One of my guilty pleasures is the TV show Undercover Boss. I know it is probably orchestrated and you only get to see the powerful parts, but I love watching it. I am constantly amazed at how amazed the bosses are at what goes on in their organization. It is a regular reminder to me that if people just talk to each other, are “real” with each other, then truly awesome things can happen in organizations. This is of course a two way street. The bosses have to actually listen because there are TV cameras watching them listen. The other side of it, however, is that the employees tell it straight–after all they are talking to a ‘nobody.’ If they knew they were talking to the boss, they wouldn’t tell the truth–or at least not all the truth. They would be polite. They would calculate what the boss wanted to hear, and then they would say it. Even if they didn’t do that, they would be careful in their word choice and the real message wouldn’t necessarily get across. It is the blend of the boss being put in a position where s/he sees what is happening at all levels of the organization, s/he has to listen and the employees telling it like it is that makes it happen. Real change and effectiveness can happen with that blend. (And yeah, the bosses give the employees something at the end–but that is peripheral and entertaining, but not critical for making the changes happen.)
Applying the Lessons of Undercover Boss
If you are a manager, a leader, and/or an Executive, you need to:
- Get to know what the people who work for you (and in the rest of your organization) do. Repeatedly on Undercover Boss the ‘old’ executive of the organization is challenged to keep up, to understand the process, to go fast enough.
- Understand their challenges. What are the impacts of your policies on how they do their work? Again, repeatedly executives are confronted on Undercover Boss with the unintended consequences of their well-intentioned policy changes. Bosses are confronted with the fact that employees have to cut short positive customer interactions to make productivity numbers or that a well-designed productivity tool is unusable by people who are color blind. What have you done that has increased the difficulty of doing a job rather than improved both productivity and job quality?
- How do they think of you and the other leaders in your organization. How many times do people on the show talk about the “corporate clowns.” Are you a clown or clueless in the eyes of your employees? Rather than be defensive or mad about it, see it through their eyes. What do you need to change that perception?
- Know your people. Over and over and over on the show, bosses ask personal questions of their employees and are touched and surprised by the answers. I’m sure the show scripts some of the kinds of questions that the Executives ask, but in every show, the bosses are surprised at what their employees go through outside of work. Many Executives resist, either consciously or unconscioulsy, getting close to their employees. How can you make the “hard” decisions about what to do with people if you care about them? Ask yourself the opposite question: How do you motivate, inspire and lead people to higher performance if you don’t know and care about them?
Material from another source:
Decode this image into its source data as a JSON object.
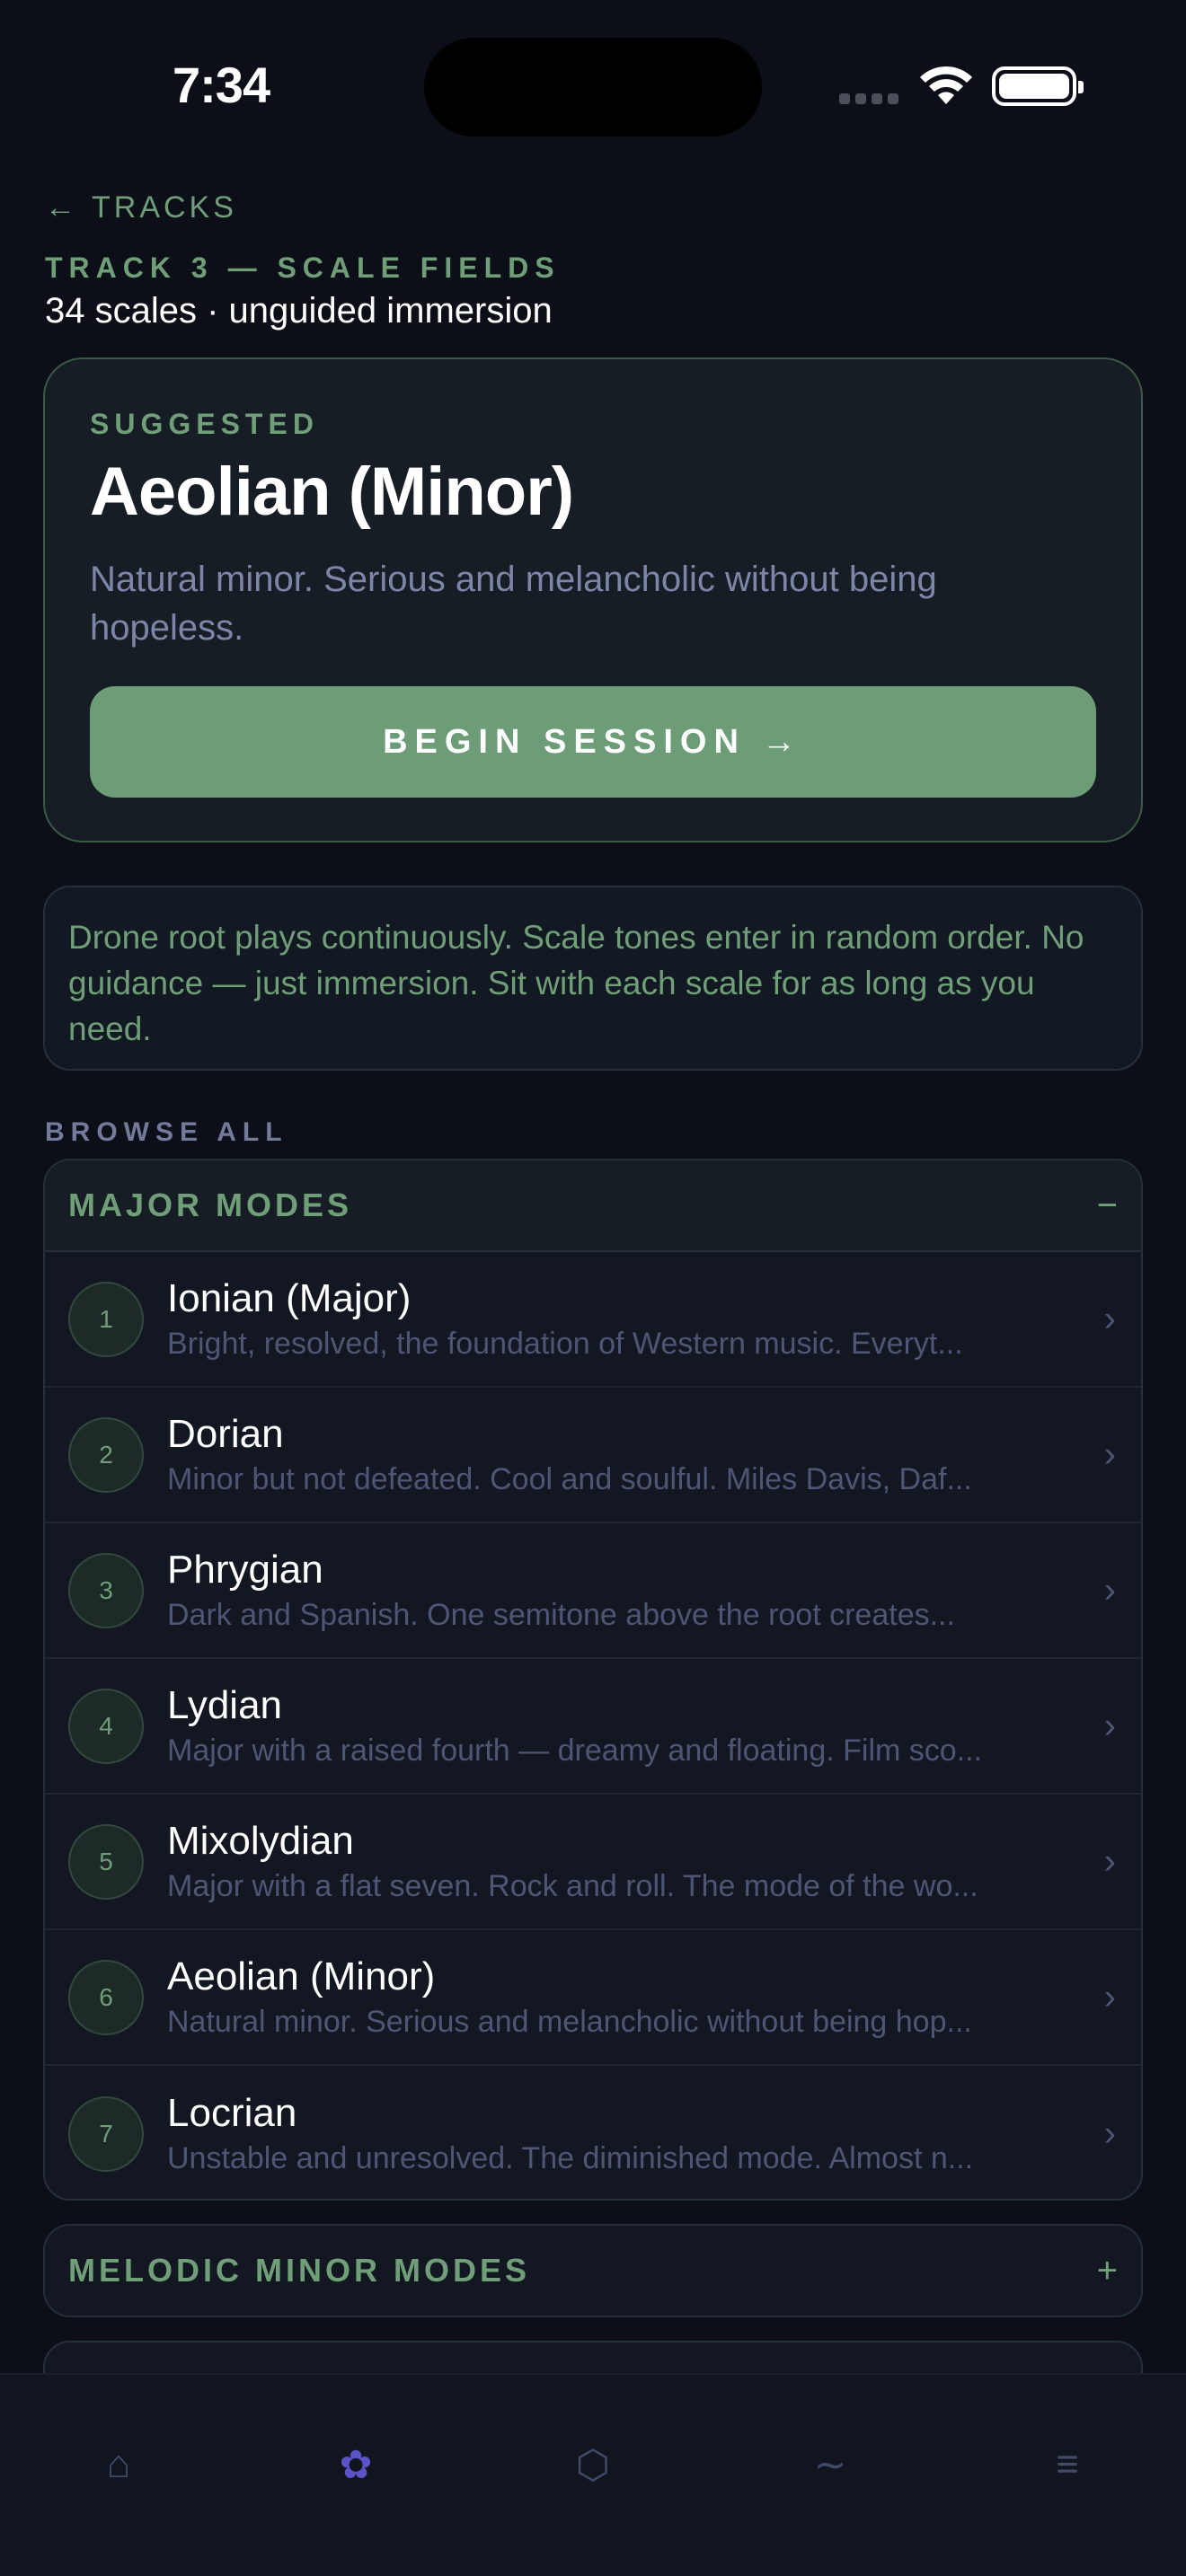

If they don’t know and care about you? Work organizations are first and foremost human organizations. Creating organizations where people care about each other, stand up for each other, and deliver or the whole, is the key to being a great Executive and boss.
- Ideas come from all levels. The most ridiculous idea that Executives develop over time is that they know better than others because they are at the top of the organization and have lots of experiences that got them there. As the interactions on Undercover Boss show over and over, being at the top of an organization makes it more, rather than less, likely that you don’t know your market and customers well enough to have new ideas that can grow your organization. Create channels for innovative ideas to move up and across the organization and fight to keep those channels open.
- Being real gets you told. It is extremely difficult to persuade employees to tell the truth about what they think and know about the organization. Honest employees are doing you a favor. Create situations that open and stimulate these conversations. Be real. Admit your own failings. Appreciate feedback. Show your employees that you will do something about what they tell you. While the chosen employees on Undercover Boss get trips and vacations and scholarships, the biggest win is if the company creates a feedback loop between the employees and the leadership that identifies and addresses real issues for the company. One of the best bosses I ever had regularly walked around the organization talking to people at all levels, but especially at the bottom. He had relationships with people and they told him what they thought. It didn’t happen day one, but over time we learned that not only was it safe to talk to him, but also that things got fixed when we did.
Build Undercover Relationships In Your Organization!